## WORK TO COMPLETE
Take the data that follows and retype it word for word.

## Extracted data entries
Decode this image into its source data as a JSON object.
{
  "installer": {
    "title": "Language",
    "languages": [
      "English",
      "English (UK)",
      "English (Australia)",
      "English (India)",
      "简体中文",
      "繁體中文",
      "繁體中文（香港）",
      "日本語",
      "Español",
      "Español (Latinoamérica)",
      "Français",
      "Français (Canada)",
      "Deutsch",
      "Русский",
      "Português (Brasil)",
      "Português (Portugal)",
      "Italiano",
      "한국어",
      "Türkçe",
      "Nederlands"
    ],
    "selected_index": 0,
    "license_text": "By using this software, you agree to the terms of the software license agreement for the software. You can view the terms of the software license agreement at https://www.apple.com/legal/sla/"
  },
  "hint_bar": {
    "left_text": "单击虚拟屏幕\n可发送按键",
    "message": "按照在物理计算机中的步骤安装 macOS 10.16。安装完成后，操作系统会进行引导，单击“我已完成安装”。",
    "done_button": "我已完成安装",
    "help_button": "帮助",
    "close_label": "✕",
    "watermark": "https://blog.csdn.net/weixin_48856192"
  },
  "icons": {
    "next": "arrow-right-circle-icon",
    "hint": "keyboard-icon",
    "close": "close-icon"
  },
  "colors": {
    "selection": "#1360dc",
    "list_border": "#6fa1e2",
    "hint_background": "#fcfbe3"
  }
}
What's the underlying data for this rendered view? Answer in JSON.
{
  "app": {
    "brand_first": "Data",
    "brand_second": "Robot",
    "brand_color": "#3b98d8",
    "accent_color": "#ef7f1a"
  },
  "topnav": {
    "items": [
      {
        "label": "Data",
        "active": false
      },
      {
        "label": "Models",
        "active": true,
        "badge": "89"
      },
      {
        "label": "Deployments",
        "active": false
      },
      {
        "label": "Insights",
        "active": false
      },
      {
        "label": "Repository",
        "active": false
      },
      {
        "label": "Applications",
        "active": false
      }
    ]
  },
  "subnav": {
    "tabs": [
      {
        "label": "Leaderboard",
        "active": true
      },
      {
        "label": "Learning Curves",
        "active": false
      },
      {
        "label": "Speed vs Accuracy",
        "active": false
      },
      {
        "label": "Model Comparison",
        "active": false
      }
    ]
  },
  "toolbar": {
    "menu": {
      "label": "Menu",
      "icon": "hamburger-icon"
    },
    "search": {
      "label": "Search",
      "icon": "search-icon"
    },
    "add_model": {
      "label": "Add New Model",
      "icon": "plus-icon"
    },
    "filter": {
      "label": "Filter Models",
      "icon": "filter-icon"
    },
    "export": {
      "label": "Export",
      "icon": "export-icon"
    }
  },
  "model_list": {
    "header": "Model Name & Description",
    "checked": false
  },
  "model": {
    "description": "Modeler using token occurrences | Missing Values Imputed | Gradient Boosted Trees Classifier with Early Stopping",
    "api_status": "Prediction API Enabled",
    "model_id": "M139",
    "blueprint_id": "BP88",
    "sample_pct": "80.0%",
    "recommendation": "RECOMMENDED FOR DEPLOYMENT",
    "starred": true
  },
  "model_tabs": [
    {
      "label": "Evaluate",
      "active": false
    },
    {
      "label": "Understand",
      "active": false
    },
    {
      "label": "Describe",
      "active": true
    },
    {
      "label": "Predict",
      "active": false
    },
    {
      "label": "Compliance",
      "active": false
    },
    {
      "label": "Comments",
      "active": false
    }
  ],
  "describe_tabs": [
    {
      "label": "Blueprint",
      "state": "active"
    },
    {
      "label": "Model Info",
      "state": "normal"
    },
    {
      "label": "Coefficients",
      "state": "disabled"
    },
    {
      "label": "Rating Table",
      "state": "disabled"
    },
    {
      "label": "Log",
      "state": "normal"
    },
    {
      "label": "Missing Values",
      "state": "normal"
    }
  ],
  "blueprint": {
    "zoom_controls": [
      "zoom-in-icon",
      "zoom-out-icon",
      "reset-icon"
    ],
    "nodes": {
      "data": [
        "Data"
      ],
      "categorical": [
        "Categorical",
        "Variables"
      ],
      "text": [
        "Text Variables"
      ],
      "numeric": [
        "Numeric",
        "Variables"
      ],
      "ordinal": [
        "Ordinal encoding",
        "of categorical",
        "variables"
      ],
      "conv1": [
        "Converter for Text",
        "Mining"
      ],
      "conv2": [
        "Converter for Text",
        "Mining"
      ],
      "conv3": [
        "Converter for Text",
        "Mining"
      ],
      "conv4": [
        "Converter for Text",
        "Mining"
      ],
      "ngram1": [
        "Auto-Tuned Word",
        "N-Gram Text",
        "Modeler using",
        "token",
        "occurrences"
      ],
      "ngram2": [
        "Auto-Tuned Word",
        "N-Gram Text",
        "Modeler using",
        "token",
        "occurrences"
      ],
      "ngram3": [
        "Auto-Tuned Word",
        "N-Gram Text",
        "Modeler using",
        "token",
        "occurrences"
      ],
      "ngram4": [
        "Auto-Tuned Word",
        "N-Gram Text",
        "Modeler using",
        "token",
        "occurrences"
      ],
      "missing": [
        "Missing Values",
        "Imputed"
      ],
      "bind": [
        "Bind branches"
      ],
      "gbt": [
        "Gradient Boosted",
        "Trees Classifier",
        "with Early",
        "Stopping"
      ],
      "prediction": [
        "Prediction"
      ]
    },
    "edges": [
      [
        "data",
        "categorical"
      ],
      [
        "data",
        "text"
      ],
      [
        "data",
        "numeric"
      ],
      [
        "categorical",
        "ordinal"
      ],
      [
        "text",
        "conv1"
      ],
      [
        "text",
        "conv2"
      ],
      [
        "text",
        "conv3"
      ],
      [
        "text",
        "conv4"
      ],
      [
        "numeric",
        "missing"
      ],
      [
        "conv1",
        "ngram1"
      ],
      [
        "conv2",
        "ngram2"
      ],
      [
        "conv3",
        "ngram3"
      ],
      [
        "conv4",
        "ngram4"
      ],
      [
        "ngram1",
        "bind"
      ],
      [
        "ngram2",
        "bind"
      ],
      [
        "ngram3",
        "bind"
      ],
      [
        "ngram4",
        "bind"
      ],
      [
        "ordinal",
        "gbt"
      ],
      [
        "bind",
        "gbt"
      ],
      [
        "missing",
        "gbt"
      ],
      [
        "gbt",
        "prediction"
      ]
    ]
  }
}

## EXERCISE SOLUTION
Decode this image into its source data as a JSON object.
{
  "installer": {
    "title": "Language",
    "languages": [
      "English",
      "English (UK)",
      "English (Australia)",
      "English (India)",
      "简体中文",
      "繁體中文",
      "繁體中文（香港）",
      "日本語",
      "Español",
      "Español (Latinoamérica)",
      "Français",
      "Français (Canada)",
      "Deutsch",
      "Русский",
      "Português (Brasil)",
      "Português (Portugal)",
      "Italiano",
      "한국어",
      "Türkçe",
      "Nederlands"
    ],
    "selected_index": 0,
    "license_text": "By using this software, you agree to the terms of the software license agreement for the software. You can view the terms of the software license agreement at https://www.apple.com/legal/sla/"
  },
  "hint_bar": {
    "left_text": "单击虚拟屏幕\n可发送按键",
    "message": "按照在物理计算机中的步骤安装 macOS 10.16。安装完成后，操作系统会进行引导，单击“我已完成安装”。",
    "done_button": "我已完成安装",
    "help_button": "帮助",
    "close_label": "✕",
    "watermark": "https://blog.csdn.net/weixin_48856192"
  },
  "icons": {
    "next": "arrow-right-circle-icon",
    "hint": "keyboard-icon",
    "close": "close-icon"
  },
  "colors": {
    "selection": "#1360dc",
    "list_border": "#6fa1e2",
    "hint_background": "#fcfbe3"
  }
}
What's the underlying data for this rendered view? Answer in JSON.
{
  "app": {
    "brand_first": "Data",
    "brand_second": "Robot",
    "brand_color": "#3b98d8",
    "accent_color": "#ef7f1a"
  },
  "topnav": {
    "items": [
      {
        "label": "Data",
        "active": false
      },
      {
        "label": "Models",
        "active": true,
        "badge": "89"
      },
      {
        "label": "Deployments",
        "active": false
      },
      {
        "label": "Insights",
        "active": false
      },
      {
        "label": "Repository",
        "active": false
      },
      {
        "label": "Applications",
        "active": false
      }
    ]
  },
  "subnav": {
    "tabs": [
      {
        "label": "Leaderboard",
        "active": true
      },
      {
        "label": "Learning Curves",
        "active": false
      },
      {
        "label": "Speed vs Accuracy",
        "active": false
      },
      {
        "label": "Model Comparison",
        "active": false
      }
    ]
  },
  "toolbar": {
    "menu": {
      "label": "Menu",
      "icon": "hamburger-icon"
    },
    "search": {
      "label": "Search",
      "icon": "search-icon"
    },
    "add_model": {
      "label": "Add New Model",
      "icon": "plus-icon"
    },
    "filter": {
      "label": "Filter Models",
      "icon": "filter-icon"
    },
    "export": {
      "label": "Export",
      "icon": "export-icon"
    }
  },
  "model_list": {
    "header": "Model Name & Description",
    "checked": false
  },
  "model": {
    "description": "Modeler using token occurrences | Missing Values Imputed | Gradient Boosted Trees Classifier with Early Stopping",
    "api_status": "Prediction API Enabled",
    "model_id": "M139",
    "blueprint_id": "BP88",
    "sample_pct": "80.0%",
    "recommendation": "RECOMMENDED FOR DEPLOYMENT",
    "starred": true
  },
  "model_tabs": [
    {
      "label": "Evaluate",
      "active": false
    },
    {
      "label": "Understand",
      "active": false
    },
    {
      "label": "Describe",
      "active": true
    },
    {
      "label": "Predict",
      "active": false
    },
    {
      "label": "Compliance",
      "active": false
    },
    {
      "label": "Comments",
      "active": false
    }
  ],
  "describe_tabs": [
    {
      "label": "Blueprint",
      "state": "active"
    },
    {
      "label": "Model Info",
      "state": "normal"
    },
    {
      "label": "Coefficients",
      "state": "disabled"
    },
    {
      "label": "Rating Table",
      "state": "disabled"
    },
    {
      "label": "Log",
      "state": "normal"
    },
    {
      "label": "Missing Values",
      "state": "normal"
    }
  ],
  "blueprint": {
    "zoom_controls": [
      "zoom-in-icon",
      "zoom-out-icon",
      "reset-icon"
    ],
    "nodes": {
      "data": [
        "Data"
      ],
      "categorical": [
        "Categorical",
        "Variables"
      ],
      "text": [
        "Text Variables"
      ],
      "numeric": [
        "Numeric",
        "Variables"
      ],
      "ordinal": [
        "Ordinal encoding",
        "of categorical",
        "variables"
      ],
      "conv1": [
        "Converter for Text",
        "Mining"
      ],
      "conv2": [
        "Converter for Text",
        "Mining"
      ],
      "conv3": [
        "Converter for Text",
        "Mining"
      ],
      "conv4": [
        "Converter for Text",
        "Mining"
      ],
      "ngram1": [
        "Auto-Tuned Word",
        "N-Gram Text",
        "Modeler using",
        "token",
        "occurrences"
      ],
      "ngram2": [
        "Auto-Tuned Word",
        "N-Gram Text",
        "Modeler using",
        "token",
        "occurrences"
      ],
      "ngram3": [
        "Auto-Tuned Word",
        "N-Gram Text",
        "Modeler using",
        "token",
        "occurrences"
      ],
      "ngram4": [
        "Auto-Tuned Word",
        "N-Gram Text",
        "Modeler using",
        "token",
        "occurrences"
      ],
      "missing": [
        "Missing Values",
        "Imputed"
      ],
      "bind": [
        "Bind branches"
      ],
      "gbt": [
        "Gradient Boosted",
        "Trees Classifier",
        "with Early",
        "Stopping"
      ],
      "prediction": [
        "Prediction"
      ]
    },
    "edges": [
      [
        "data",
        "categorical"
      ],
      [
        "data",
        "text"
      ],
      [
        "data",
        "numeric"
      ],
      [
        "categorical",
        "ordinal"
      ],
      [
        "text",
        "conv1"
      ],
      [
        "text",
        "conv2"
      ],
      [
        "text",
        "conv3"
      ],
      [
        "text",
        "conv4"
      ],
      [
        "numeric",
        "missing"
      ],
      [
        "conv1",
        "ngram1"
      ],
      [
        "conv2",
        "ngram2"
      ],
      [
        "conv3",
        "ngram3"
      ],
      [
        "conv4",
        "ngram4"
      ],
      [
        "ngram1",
        "bind"
      ],
      [
        "ngram2",
        "bind"
      ],
      [
        "ngram3",
        "bind"
      ],
      [
        "ngram4",
        "bind"
      ],
      [
        "ordinal",
        "gbt"
      ],
      [
        "bind",
        "gbt"
      ],
      [
        "missing",
        "gbt"
      ],
      [
        "gbt",
        "prediction"
      ]
    ]
  }
}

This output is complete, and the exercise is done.